I was expecting the numbers to stay the same because I didn’t realize I was dreaming, and they still changed. Explain this?

I think it is a bit different with long strings of txt/numbers and such, cause it will be alot of information for your brain to remember. Dreams are indeed usually quite a bit more unstable than waking state in some aspects, no matter what you expect.

What i react to is that there is so many articles that claim that is simply impossible to use a lightswitch, read and such in dreams, even though alot of dreamers here is a living proof that this is not true at all.


That’s something your dream person in a ND was expecting…you didn’t truely believe in what would happen conciously [so it would seem].

At the time of the experiments, researchers already knew dreams are highly influenced by expectations, associations and thoughts in general. So yes I think they agreed expectations play a big role in the light-switch task. However, the question was “could there be an upper-limit to this expectation”? If you were able to perform the task with success, then it’s easy to dismiss these experiments. But to me this question is very well worth to investigate. If everything you tried in a dream worked fine based upon expectations, even then, how can you really be sure there isn’t such thing as a ceiling limit to certain expectations, which would only become visible under certain special circumstances (just like Moss also acknowledged)? And that’s exactly what they were trying to investigate using the light-switch task.

Clocks have all the right figures for me. The only difference they have from real clocks is that their time changes when I look away and back again. However, I’m expecting them to change (it is, a RC) which is why they do. If I wanted to, I could make it remain the same quite easily.

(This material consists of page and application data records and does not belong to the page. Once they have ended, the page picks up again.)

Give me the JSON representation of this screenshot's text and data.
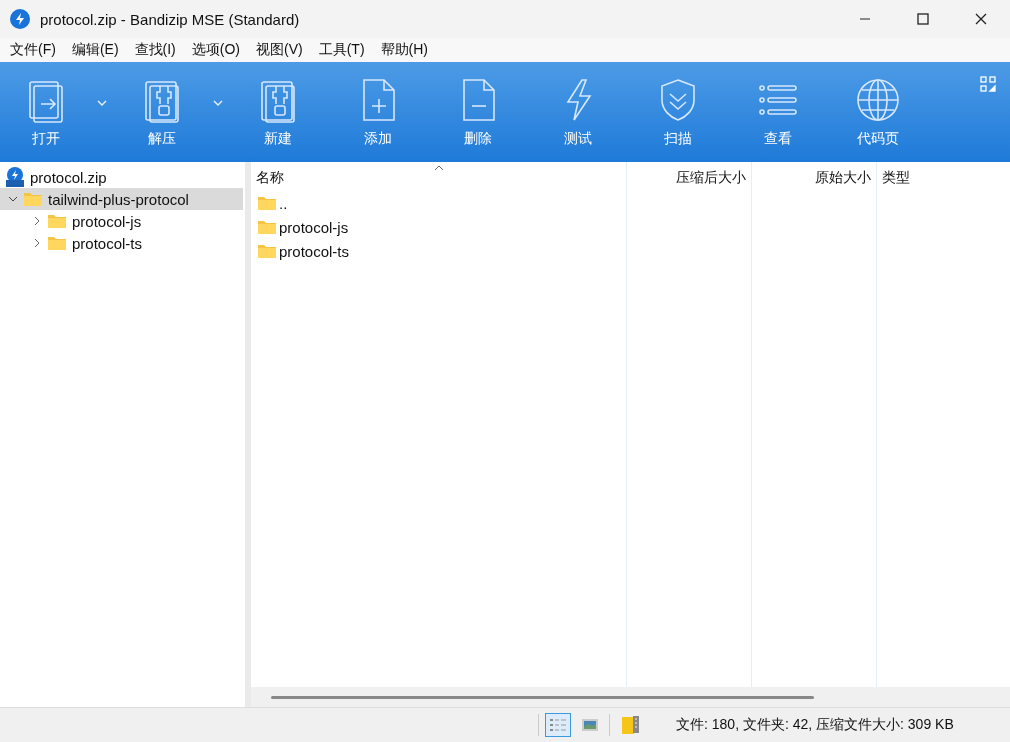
{
  "window": {
    "title": "protocol.zip - Bandizip MSE (Standard)"
  },
  "menu": [
    "文件(F)",
    "编辑(E)",
    "查找(I)",
    "选项(O)",
    "视图(V)",
    "工具(T)",
    "帮助(H)"
  ],
  "toolbar": [
    {
      "label": "打开",
      "dropdown": true
    },
    {
      "label": "解压",
      "dropdown": true
    },
    {
      "label": "新建",
      "dropdown": false
    },
    {
      "label": "添加",
      "dropdown": false
    },
    {
      "label": "删除",
      "dropdown": false
    },
    {
      "label": "测试",
      "dropdown": false
    },
    {
      "label": "扫描",
      "dropdown": false
    },
    {
      "label": "查看",
      "dropdown": false
    },
    {
      "label": "代码页",
      "dropdown": false
    }
  ],
  "tree": {
    "label": "protocol.zip",
    "children": [
      {
        "label": "tailwind-plus-protocol",
        "expanded": true,
        "selected": true,
        "children": [
          {
            "label": "protocol-js",
            "expanded": false,
            "selected": false
          },
          {
            "label": "protocol-ts",
            "expanded": false,
            "selected": false
          }
        ]
      }
    ]
  },
  "file_list": {
    "columns": [
      {
        "label": "名称",
        "sorted": true
      },
      {
        "label": "压缩后大小",
        "sorted": false
      },
      {
        "label": "原始大小",
        "sorted": false
      },
      {
        "label": "类型",
        "sorted": false
      }
    ],
    "rows": [
      {
        "name": ".."
      },
      {
        "name": "protocol-js"
      },
      {
        "name": "protocol-ts"
      }
    ]
  },
  "status_bar": {
    "views": [
      {
        "kind": "details",
        "selected": true
      },
      {
        "kind": "thumbnails",
        "selected": false
      }
    ],
    "text": "文件: 180, 文件夹: 42, 压缩文件大小: 309 KB"
  }
}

And about that ND you posted up. Sounds to me like your sub-c was giving you a DS :wink:.

I think what you are saying is quite valid, however, if the task were around expectations wouldn’t they use a blind sample and compare it against another sample that was given the expectation? If they were trying to reach an understanding of ceiling limits for luminosity, surely there are better methods.

Hm I agree there are better ways to investigate solely the impact of expectations within dreams :smile:

Nevertheless, this investigation raises an important issue about possible ceiling limits in dreams. In one of the papers it was mentioned more experiments were under way, but there was no reference… I’ll look for it though :smile:

Great… I will look forward to reading those (and any others!) :grin:

Keep up the good work… I for one really appreciate these postings on experiments!!


If only I could find the papers describing these other experiments…

In any case, somewhere in the next few days you can expect a paper about experiments done to determine whether or not DCs have consciousness :smile:

I had an interesting dream the other night that must have been sparked by this post… and yet I didn’t think to go lucid!

So I would like to share this dream here!

To my recall, I have never dreamt about turning on lights etc, but I can now say I have. I was in my apartment and I went to turn on all 4 light switches for the lights (in RL there are only 3) One light went on (the furthest away from me), the next light went on, but flickered like the light bulb was about to die… this was the second closest to me, and the closest didn’t go on at all!!! The light that didn’t work… I repeatedly flicked the switch several times until the lights worked (cause in RL those friggin lights do that :grrr: ) The light that was flickering, I got that to work by grabbing a chair, standing on it, and then tapping the ceiling around the light… it blustered a little more light, flickered… died… and then came to full life. The dream ended with me content that I got all the lights to work.